Themes are the maypole that all else is spun around. Without it, the elements of the story are but ribbons in the wind: directionless, and meaningless. Games are no exception; the only difference is the number of moving parts. Within games, the player is free to explore whatever world is available to them with whatever tools are handed to them. So if something about these things contradicts with another, then it has a weak maypole. Returning readers will remember this as connectivity, one of the four essential elements that makes the game’s narrative work. Today we shall dive deeper past that initial simplification, as simply matching genre and gameplay is only the first step. If connectivity truly exists, then every mechanic, major or minor, supports the maypole. Now let us explore one of the most uplifting games and its themes of determination: Dark Souls.
An odd proposition for a game taglined with “Prepare to die.” A game whose unrelenting difficulty and melancholic atmosphere seem to repel positive feelings such as determination. However, take a look behind the scenes, to the unspoken story playing out in the background. One of the few things the game tells the player directly is that the Undead Cure eventually turns humans Hollow. The futility of being an insignificant thing buzzing around the heads of giants without even the mercy of death to comfort them drives them to madness. You, the Chosen Undead, rise to break that cycle, even if it may not look like it. As the Chosen Undead is pounded into the dirt time after time again, you never relent. You get up and take another shot at pushing past whatever is in your path. You are determined to beat back the dark, to save this dwindling age of fire.

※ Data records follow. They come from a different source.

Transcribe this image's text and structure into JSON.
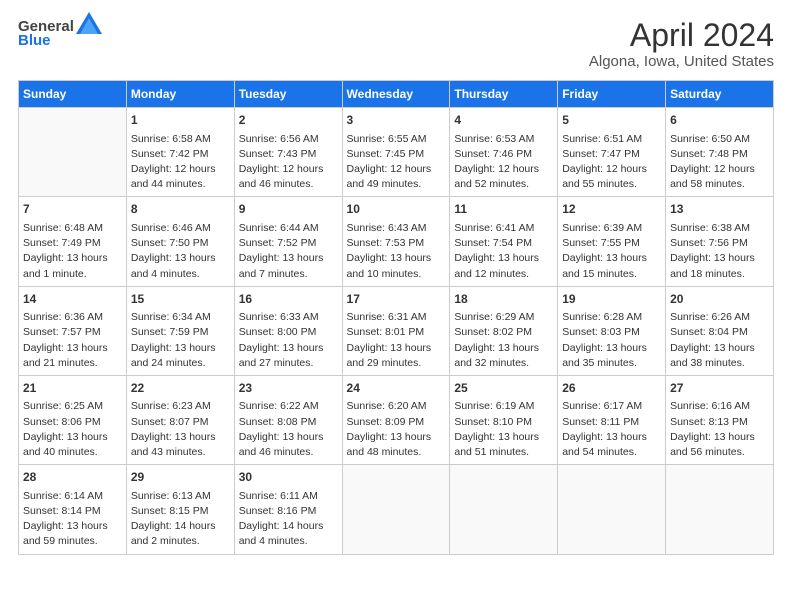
{
  "header": {
    "logo_line1": "General",
    "logo_line2": "Blue",
    "title": "April 2024",
    "subtitle": "Algona, Iowa, United States"
  },
  "days_of_week": [
    "Sunday",
    "Monday",
    "Tuesday",
    "Wednesday",
    "Thursday",
    "Friday",
    "Saturday"
  ],
  "weeks": [
    [
      {
        "day": "",
        "info": ""
      },
      {
        "day": "1",
        "info": "Sunrise: 6:58 AM\nSunset: 7:42 PM\nDaylight: 12 hours\nand 44 minutes."
      },
      {
        "day": "2",
        "info": "Sunrise: 6:56 AM\nSunset: 7:43 PM\nDaylight: 12 hours\nand 46 minutes."
      },
      {
        "day": "3",
        "info": "Sunrise: 6:55 AM\nSunset: 7:45 PM\nDaylight: 12 hours\nand 49 minutes."
      },
      {
        "day": "4",
        "info": "Sunrise: 6:53 AM\nSunset: 7:46 PM\nDaylight: 12 hours\nand 52 minutes."
      },
      {
        "day": "5",
        "info": "Sunrise: 6:51 AM\nSunset: 7:47 PM\nDaylight: 12 hours\nand 55 minutes."
      },
      {
        "day": "6",
        "info": "Sunrise: 6:50 AM\nSunset: 7:48 PM\nDaylight: 12 hours\nand 58 minutes."
      }
    ],
    [
      {
        "day": "7",
        "info": "Sunrise: 6:48 AM\nSunset: 7:49 PM\nDaylight: 13 hours\nand 1 minute."
      },
      {
        "day": "8",
        "info": "Sunrise: 6:46 AM\nSunset: 7:50 PM\nDaylight: 13 hours\nand 4 minutes."
      },
      {
        "day": "9",
        "info": "Sunrise: 6:44 AM\nSunset: 7:52 PM\nDaylight: 13 hours\nand 7 minutes."
      },
      {
        "day": "10",
        "info": "Sunrise: 6:43 AM\nSunset: 7:53 PM\nDaylight: 13 hours\nand 10 minutes."
      },
      {
        "day": "11",
        "info": "Sunrise: 6:41 AM\nSunset: 7:54 PM\nDaylight: 13 hours\nand 12 minutes."
      },
      {
        "day": "12",
        "info": "Sunrise: 6:39 AM\nSunset: 7:55 PM\nDaylight: 13 hours\nand 15 minutes."
      },
      {
        "day": "13",
        "info": "Sunrise: 6:38 AM\nSunset: 7:56 PM\nDaylight: 13 hours\nand 18 minutes."
      }
    ],
    [
      {
        "day": "14",
        "info": "Sunrise: 6:36 AM\nSunset: 7:57 PM\nDaylight: 13 hours\nand 21 minutes."
      },
      {
        "day": "15",
        "info": "Sunrise: 6:34 AM\nSunset: 7:59 PM\nDaylight: 13 hours\nand 24 minutes."
      },
      {
        "day": "16",
        "info": "Sunrise: 6:33 AM\nSunset: 8:00 PM\nDaylight: 13 hours\nand 27 minutes."
      },
      {
        "day": "17",
        "info": "Sunrise: 6:31 AM\nSunset: 8:01 PM\nDaylight: 13 hours\nand 29 minutes."
      },
      {
        "day": "18",
        "info": "Sunrise: 6:29 AM\nSunset: 8:02 PM\nDaylight: 13 hours\nand 32 minutes."
      },
      {
        "day": "19",
        "info": "Sunrise: 6:28 AM\nSunset: 8:03 PM\nDaylight: 13 hours\nand 35 minutes."
      },
      {
        "day": "20",
        "info": "Sunrise: 6:26 AM\nSunset: 8:04 PM\nDaylight: 13 hours\nand 38 minutes."
      }
    ],
    [
      {
        "day": "21",
        "info": "Sunrise: 6:25 AM\nSunset: 8:06 PM\nDaylight: 13 hours\nand 40 minutes."
      },
      {
        "day": "22",
        "info": "Sunrise: 6:23 AM\nSunset: 8:07 PM\nDaylight: 13 hours\nand 43 minutes."
      },
      {
        "day": "23",
        "info": "Sunrise: 6:22 AM\nSunset: 8:08 PM\nDaylight: 13 hours\nand 46 minutes."
      },
      {
        "day": "24",
        "info": "Sunrise: 6:20 AM\nSunset: 8:09 PM\nDaylight: 13 hours\nand 48 minutes."
      },
      {
        "day": "25",
        "info": "Sunrise: 6:19 AM\nSunset: 8:10 PM\nDaylight: 13 hours\nand 51 minutes."
      },
      {
        "day": "26",
        "info": "Sunrise: 6:17 AM\nSunset: 8:11 PM\nDaylight: 13 hours\nand 54 minutes."
      },
      {
        "day": "27",
        "info": "Sunrise: 6:16 AM\nSunset: 8:13 PM\nDaylight: 13 hours\nand 56 minutes."
      }
    ],
    [
      {
        "day": "28",
        "info": "Sunrise: 6:14 AM\nSunset: 8:14 PM\nDaylight: 13 hours\nand 59 minutes."
      },
      {
        "day": "29",
        "info": "Sunrise: 6:13 AM\nSunset: 8:15 PM\nDaylight: 14 hours\nand 2 minutes."
      },
      {
        "day": "30",
        "info": "Sunrise: 6:11 AM\nSunset: 8:16 PM\nDaylight: 14 hours\nand 4 minutes."
      },
      {
        "day": "",
        "info": ""
      },
      {
        "day": "",
        "info": ""
      },
      {
        "day": "",
        "info": ""
      },
      {
        "day": "",
        "info": ""
      }
    ]
  ]
}
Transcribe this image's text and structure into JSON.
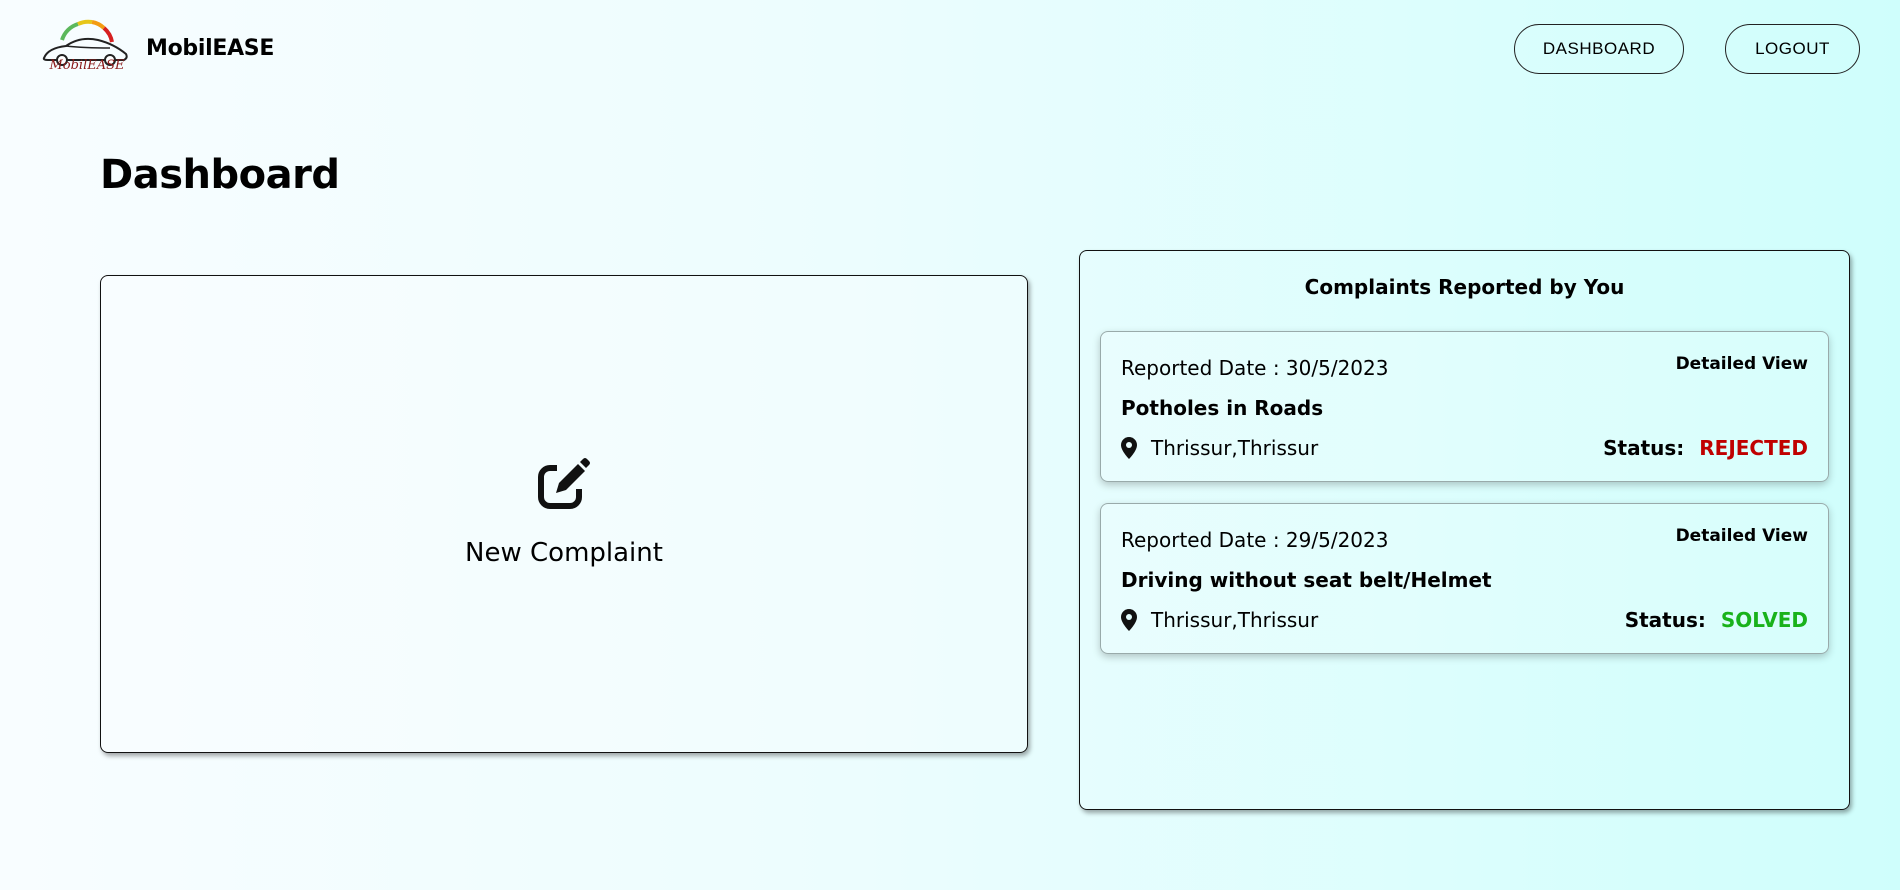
{
  "header": {
    "logo_text": "MobilEASE",
    "brand_name": "MobilEASE",
    "nav": {
      "dashboard_label": "DASHBOARD",
      "logout_label": "LOGOUT"
    }
  },
  "page": {
    "title": "Dashboard"
  },
  "new_complaint": {
    "label": "New Complaint",
    "icon": "edit-icon"
  },
  "complaints_panel": {
    "title": "Complaints Reported by You",
    "items": [
      {
        "reported_date": "Reported Date : 30/5/2023",
        "detail_label": "Detailed View",
        "title": "Potholes in Roads",
        "location": "Thrissur,Thrissur",
        "status_label": "Status:",
        "status_value": "REJECTED",
        "status_color": "#c00000"
      },
      {
        "reported_date": "Reported Date : 29/5/2023",
        "detail_label": "Detailed View",
        "title": "Driving without seat belt/Helmet",
        "location": "Thrissur,Thrissur",
        "status_label": "Status:",
        "status_value": "SOLVED",
        "status_color": "#19b21b"
      }
    ]
  },
  "colors": {
    "rejected": "#c00000",
    "solved": "#19b21b"
  }
}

When you do die in Dark Souls, what happens? You lose all of the accumulated souls you gathered, lose your humanity, and get sent back to the last bonfire you rested at. In mechanical terms: you lose your XP, are unable to access multiplayer, and get punted back to a checkpoint. These things don’t make your situation better, but they don’t render everything you’ve done up to that point moot. You can still retrieve your souls, rekindle your humanity and push forward to new bonfires; you can also turn off the game and never come back, dooming your Chosen Undead to madness. We are reflections of our Chosen Undead, so when we lose hope, they lose hope.
That is not what the game is trying to get you to do. It wants you to succeed, it wants you to overcome, it wants you to be a hero. This notion is conveyed to the player throughout its gameplay and its mechanics. Combat is challenging but simple, with every encounter a slow dance of death where the winner is decided by who maintains the rhythm. Each area and boss are difficult, but pattern-driven, allowing the player to learn how an opponent acts for each area. Couple this with unlimited tries at every major challenge, and with every attempt, and every death, you learn. That fire the game has lit will blaze harder until you and it burn though the challenges stopping your rise to heroism.
Then why the bleak tone, the crumbling ascetics, the unrelenting difficulty? Because being a hero is hard, overcoming decay is hard, rebuilding from nothing but ash is hard. If Dark Souls was set in a much less intense setting, that message of determination would not be as strong. Determination cannot be your central theme if there is nothing to strive against and the impact of that theme intensifies with the opposition. So in order for the message to come across, the world it exists in must challenge the player both mechanically and thematically. That challenge of Dark Souls is not in its boss fights or level design, but in whether or not you are determined enough to see the game through to the end. You must decide to brave its hurdles, to shirk hopelessness, to pick up where you failed and try again until you emerge victoriously. Then when you do fell Lord Quint and end his dying age with your own glorious one, it feels magnificent.
At that moment you stand tall above the game, on the pedestal it has made for you and helped you achieve by building a way to reach it and savor the view from that perch. There you forget about the difficulty, the endless deaths, the thoughts of quitting and take in the fact that you have done the impossible. That feeling comes from a game that embodies an idea in every fiber of its being; an idea firmly planted and supported on all ends on which the stories that stream down from it spin, and tell the tale of one determined and unwavering Undead.
Wolfgang Westdorp is a game production management major with a passion for storytelling in games—a passion he'd hoped be his major, but a minor in it is good enough. Originally from Frederick, Maryland, he now attempts to make something of himself at Champlain College.